Childhood Construction: What Is Childhood And How Do We Know What It Is? (Speech Presentation Sample)
DEVELOP a poster that will help widen an understand of a 10 minutes SPEECH PRESENTATION. the speech should ANSWER the following questions.
1)what is ‘childhood' and how do we know what it is?
2) what are the continuities and discontinuities in the meaning of childhood over time?
3) what are the key themes of the module?
4) what are three theories of childhood and how can they be critiqued?
Childhood is not a universal phenomenon experienced by every child regardless of his/geographical location, parenting and biological aspects. (Pilcher and Wagg, 2005 pp 16) stated that there is no single universal childhood, experienced by all so childhood isn't 'natural' and should be distinguished from mere biological immaturity. His statement may therefore be expanded to explain why a society has their own distinct understanding of childhood. United Kingdom for example have their own definition and understanding of childhood while Germany has its own structured childhood perspectives. The term socially constructed means that the childhood aspect is developed and logically managed by the immediate society of interest hence our case on United Kingdom.
what is ‘childhood’ and how do we know what it is?
As explained at the beginning of the presentation, childhood is not only a biological stage of human growth. The idea regarding fixed age, emotions or characters as a sign of childhood in various societies is false perception (Pilcher and Wagg, 2005 pp 14). Thus is because childhood is a kind of science idea where society determines what is childhood and what fits the childhood experiences. Let’s take an example of some third world countries where children at the age of 12 years work as casual laborers in plantations and factories. Childhood in such a society may be deemed different from childhood ideas in United Kingdom where child labor is serious offense.
what are the continuities and discontinuities?
Lloyd Demause states that the further you go back in history, the higher your chances of understanding that childhood was a nightmare experience. During the older days, children lack substantial parental, guardian and general society care. There was high likelihood that children were killed, battered, beaten and sexually abused (DeMause, 1974 pp 503). In one circumstance for example, a child who cried too much was considered too demanding. Moreover, children could be tied using strings so as to prevent them from crawling on the floor like animals (Shorter, 1975 pp 30). The most concrete part of child misuse was the ancient aspect of sacrificing toddlers. Infanticide was so common in Rome in that the practice was blamed for the small population of the kingdom. From the past century however, our understanding of childhood as changed thanks to the work of researches and historians who unearthed the importance of parent-child relation in shaping a better society.
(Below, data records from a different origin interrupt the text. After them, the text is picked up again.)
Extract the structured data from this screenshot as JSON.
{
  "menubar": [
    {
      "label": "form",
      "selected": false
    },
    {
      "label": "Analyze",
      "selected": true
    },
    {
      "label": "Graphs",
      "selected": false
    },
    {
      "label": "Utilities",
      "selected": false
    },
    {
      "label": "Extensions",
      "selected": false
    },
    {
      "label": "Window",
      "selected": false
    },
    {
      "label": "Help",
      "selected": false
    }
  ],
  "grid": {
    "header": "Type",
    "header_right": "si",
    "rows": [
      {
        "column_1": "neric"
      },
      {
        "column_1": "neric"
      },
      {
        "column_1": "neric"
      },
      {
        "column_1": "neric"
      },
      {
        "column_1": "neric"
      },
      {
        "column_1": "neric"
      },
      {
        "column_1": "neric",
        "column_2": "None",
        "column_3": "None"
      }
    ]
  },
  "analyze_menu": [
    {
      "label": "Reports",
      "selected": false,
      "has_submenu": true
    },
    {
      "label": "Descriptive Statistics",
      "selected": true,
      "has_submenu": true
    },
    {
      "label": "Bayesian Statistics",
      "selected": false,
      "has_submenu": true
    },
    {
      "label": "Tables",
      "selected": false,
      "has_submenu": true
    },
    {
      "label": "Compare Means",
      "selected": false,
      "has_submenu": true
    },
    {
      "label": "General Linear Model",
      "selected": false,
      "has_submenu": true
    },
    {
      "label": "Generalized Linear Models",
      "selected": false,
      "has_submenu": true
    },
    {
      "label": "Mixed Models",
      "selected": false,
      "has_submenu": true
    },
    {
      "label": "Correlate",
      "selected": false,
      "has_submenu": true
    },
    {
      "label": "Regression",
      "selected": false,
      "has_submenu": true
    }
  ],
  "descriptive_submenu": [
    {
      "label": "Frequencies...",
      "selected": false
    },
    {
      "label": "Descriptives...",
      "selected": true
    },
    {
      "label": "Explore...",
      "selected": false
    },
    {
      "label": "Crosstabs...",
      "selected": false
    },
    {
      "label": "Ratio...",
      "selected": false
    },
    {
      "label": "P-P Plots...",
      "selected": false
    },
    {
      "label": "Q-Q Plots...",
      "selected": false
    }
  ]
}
Psychologist, sociologist and anthropologist have found their paths to understanding what need to be changed and what need to be maintained in childhood (DeMause, 1974 pp 2). There have been various changes regarding childhood handling in the world (Hutchby and Moran-Ellis, 2013 pp 13). The use of ghosts as channel for frightening children was frequently used until the recent decades when the norm was abandoned to negative side effects on a child psychology (Scheper-Hughes and Sargent, 1998 pp 11). The picture below is an evidence of scary mask used in ancient rome to frighten children. The current world has changed siginifcantly with some aspects such as toilet training being evidenced from the 19th century onwards.
Theories of childhood and how can they be critiqued
Freud's psychosexual stage theory- according to Freud, the human personality is intertwined between three parts that is the id, ego and superego. The id, is the largest part of the mind and its main related to impulses and general biological needs of child ((Jackson and Scott, 1999 pp 92). The ego part is attributed to behavioral monitoring. The part identifies a kid desires without necessarily hurting him/her. A kid should be restricted by social norms and teachings. The superego part therefore regulates the id part through understanding what is good and bad after interacting with the society (Cooper and Olson, 1996 pp 78). The theorist concluded that continued struggle and conflict between the three aspects of a child growth influences his/her personality as explained by the image. Freud’s theory however analyzed the facts based on adult’s responses. The theorist never interacted with children before making the conclusions.
Piaget theory on cognitive development- the theory seeks to establish how the childhood of a person helps in developing an understanding of the world. Just like previous historical understanding of childhood nature, Piaget concludes that a person’s intelligence is not an inborn aspect. An individual’s environment and general interaction with the world have direct relations to a person’s intelligence in the later life (Piaget, 1973 pp 12). The theory however is focused on classroom aspect only. Some activities inhuman life does not generally depend on paper works given out as question and answer in classroom. A child may pose gaming and art talent but may fail to impress in class.
Erikson’s Stages of Psychosocial Development- Erikson developed an eight stage theory where a child is modified progressively into a successful and contributive member of the society. Each of the stages has a conflict and resolution that help a child overcome problems at hand (James, Jenks and Prout, 1998 pp 12). The stages are;
* Trust vs. Mistrust
* Autonomy vs. Shame/Doubt
* Initiative vs. Guilt
* Industry vs. Inferiority
* Identity vs. Role Confusion
* Intimacy vs. Isolation
* Generativity vs. Stagnation
* Integrity vs. Despair
The theory is however based on mere imagination regarding a child growth (Lewin, 1939 pp 872). The stages do not necessarily apply to every child growth worldwide.
Key themes of the...